## What you should do
Copy out every record below exactly as written, but leave out any pictures.

-- -- --

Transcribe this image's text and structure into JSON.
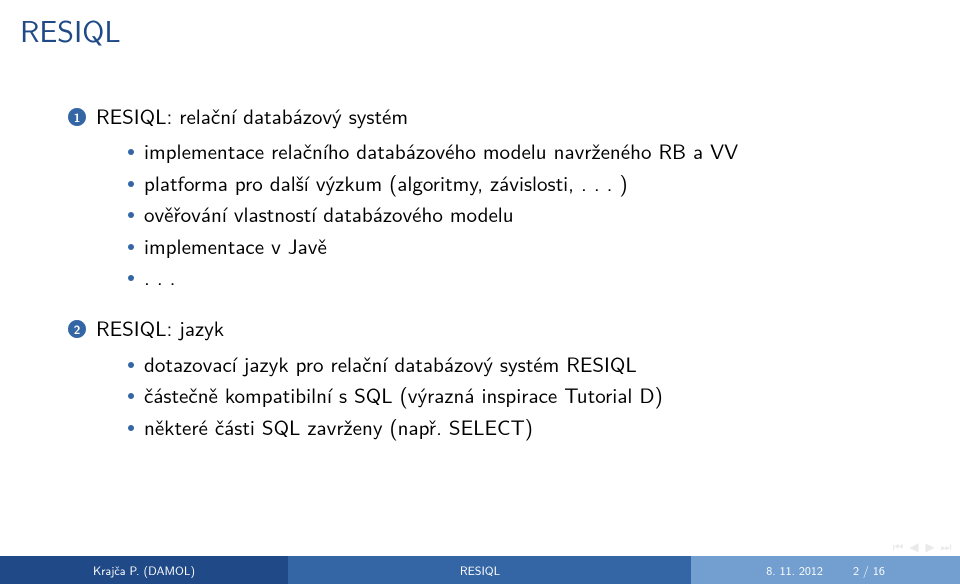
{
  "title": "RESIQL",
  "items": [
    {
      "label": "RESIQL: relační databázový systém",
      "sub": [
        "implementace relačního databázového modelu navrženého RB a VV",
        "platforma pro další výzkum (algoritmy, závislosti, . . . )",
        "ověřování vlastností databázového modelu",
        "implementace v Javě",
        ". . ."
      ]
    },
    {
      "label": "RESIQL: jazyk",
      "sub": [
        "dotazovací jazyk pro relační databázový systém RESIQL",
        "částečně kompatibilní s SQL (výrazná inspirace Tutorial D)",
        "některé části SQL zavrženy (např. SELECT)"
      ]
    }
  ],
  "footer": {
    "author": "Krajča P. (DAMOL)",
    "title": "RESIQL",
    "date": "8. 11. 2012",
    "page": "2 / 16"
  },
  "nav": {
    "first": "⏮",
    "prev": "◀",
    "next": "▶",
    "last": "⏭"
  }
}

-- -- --

## Result of the exercise
Transcribe this image's text and structure into JSON.
{
  "title": "RESIQL",
  "items": [
    {
      "label": "RESIQL: relační databázový systém",
      "sub": [
        "implementace relačního databázového modelu navrženého RB a VV",
        "platforma pro další výzkum (algoritmy, závislosti, . . . )",
        "ověřování vlastností databázového modelu",
        "implementace v Javě",
        ". . ."
      ]
    },
    {
      "label": "RESIQL: jazyk",
      "sub": [
        "dotazovací jazyk pro relační databázový systém RESIQL",
        "částečně kompatibilní s SQL (výrazná inspirace Tutorial D)",
        "některé části SQL zavrženy (např. SELECT)"
      ]
    }
  ],
  "footer": {
    "author": "Krajča P. (DAMOL)",
    "title": "RESIQL",
    "date": "8. 11. 2012",
    "page": "2 / 16"
  },
  "nav": {
    "first": "⏮",
    "prev": "◀",
    "next": "▶",
    "last": "⏭"
  }
}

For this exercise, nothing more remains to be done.